“This experience will change many things, including customer behaviors and expectations,” said John Stankey, AT&T’s incoming CEO, during the April 22 earnings call. “We’re evaluating our product distribution strategy, relooking at volumes and the required support levels we need in a down economy. We’re rethinking our theatrical model and looking for ways to accelerate efforts that are consistent with the rapid changes in consumer behavior from the pandemic.”
Among the hard choices coming soon to TV titans is the fate of advertising-based business. Advanced advertising formats are seen as the future for ad-supported digital platforms, whose ranks are growing thanks to the introduction of Comcast’s Peacock and ViacomCBS’ Pluto TV. The migration of viewers to broad national platforms is shaping up to put another big dent in the notion of localism in media. Just as community and regional newspapers are hurting mightily, so are local TV stations amid the sudden downturn.
Fox Corp. CEO Lachlan Murdoch got attention by flatly stating that ad sales at Fox’s 29 owned-and-operated local TV stations are pacing down about 50% compared with the year-ago frame. If not for the promise of a presidential campaign political advertising windfall on the horizon later this year, the outlook for local TV would be bleak.

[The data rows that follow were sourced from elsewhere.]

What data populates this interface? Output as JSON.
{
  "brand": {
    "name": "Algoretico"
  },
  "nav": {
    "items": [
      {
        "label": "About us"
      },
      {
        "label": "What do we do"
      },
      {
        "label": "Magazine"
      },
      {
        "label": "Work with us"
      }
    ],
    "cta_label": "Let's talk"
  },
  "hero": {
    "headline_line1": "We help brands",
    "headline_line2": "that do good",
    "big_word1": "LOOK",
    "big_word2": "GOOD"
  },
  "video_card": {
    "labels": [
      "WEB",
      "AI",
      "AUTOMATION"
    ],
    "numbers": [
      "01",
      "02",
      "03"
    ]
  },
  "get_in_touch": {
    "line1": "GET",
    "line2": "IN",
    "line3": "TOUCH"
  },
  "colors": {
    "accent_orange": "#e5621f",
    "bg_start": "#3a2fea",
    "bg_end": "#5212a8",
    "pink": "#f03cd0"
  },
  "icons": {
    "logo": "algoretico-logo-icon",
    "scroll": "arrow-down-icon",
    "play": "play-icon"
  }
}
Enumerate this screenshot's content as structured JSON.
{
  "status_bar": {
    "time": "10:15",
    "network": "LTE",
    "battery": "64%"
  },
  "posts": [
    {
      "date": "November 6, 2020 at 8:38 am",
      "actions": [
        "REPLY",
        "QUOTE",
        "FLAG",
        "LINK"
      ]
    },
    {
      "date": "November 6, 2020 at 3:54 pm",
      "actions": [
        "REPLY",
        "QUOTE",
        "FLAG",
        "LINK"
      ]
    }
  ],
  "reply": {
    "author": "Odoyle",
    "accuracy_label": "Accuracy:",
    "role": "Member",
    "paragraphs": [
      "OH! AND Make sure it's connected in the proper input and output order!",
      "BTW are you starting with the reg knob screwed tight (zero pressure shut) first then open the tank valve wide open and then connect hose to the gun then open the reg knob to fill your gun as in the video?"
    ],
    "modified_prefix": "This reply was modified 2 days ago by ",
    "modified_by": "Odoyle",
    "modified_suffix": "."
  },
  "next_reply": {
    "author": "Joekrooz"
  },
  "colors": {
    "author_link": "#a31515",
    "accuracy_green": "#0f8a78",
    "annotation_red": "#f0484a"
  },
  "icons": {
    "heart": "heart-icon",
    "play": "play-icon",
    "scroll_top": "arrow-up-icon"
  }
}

The shutdown of virtually all live sports has been a blow with ripple effects across the television ecosystem in terms of ad sales, sponsorship deals and ratings and as a marketing platform for other products. (To wit: WarnerMedia had intended to promote the heck out of the May 27 HBO Max launch in TBS/TNT/TruTV coverage of the March Madness college basketball tournament.)
Sports rights have become a source of friction within the pay TV world because the high cost of ESPN, Fox Sports and regional sports channels is seen as inflating the cost of MVPD service for consumers, which in turn fuels cord-cutting. Disney and Comcast are in the tight spot of trying to build streaming platforms for the future — including Disney’s ESPN Plus — while protecting their linear sports turf. The spiraling cost of rights packages for big league sports is going to force hard choices in the near future as to whether the investment makes sense, particularly if leagues seek to restrain streaming options for rights holders with linear platforms.
Bob Chapek, Disney’s newly installed CEO, was pressed about this dilemma during the company’s May 5 earnings call. His answer boiled down to: Only time will tell.
“Existing consumer trends play a real big part on how we think about the value of sports rights as they make the transition from linear over to digital,” said Chapek. “It’s a bit premature to give any specific details on what the strategy is other than we’re obviously highly interested in those and we think we want to make the evolution along with the consumer as they go from linear to digital.”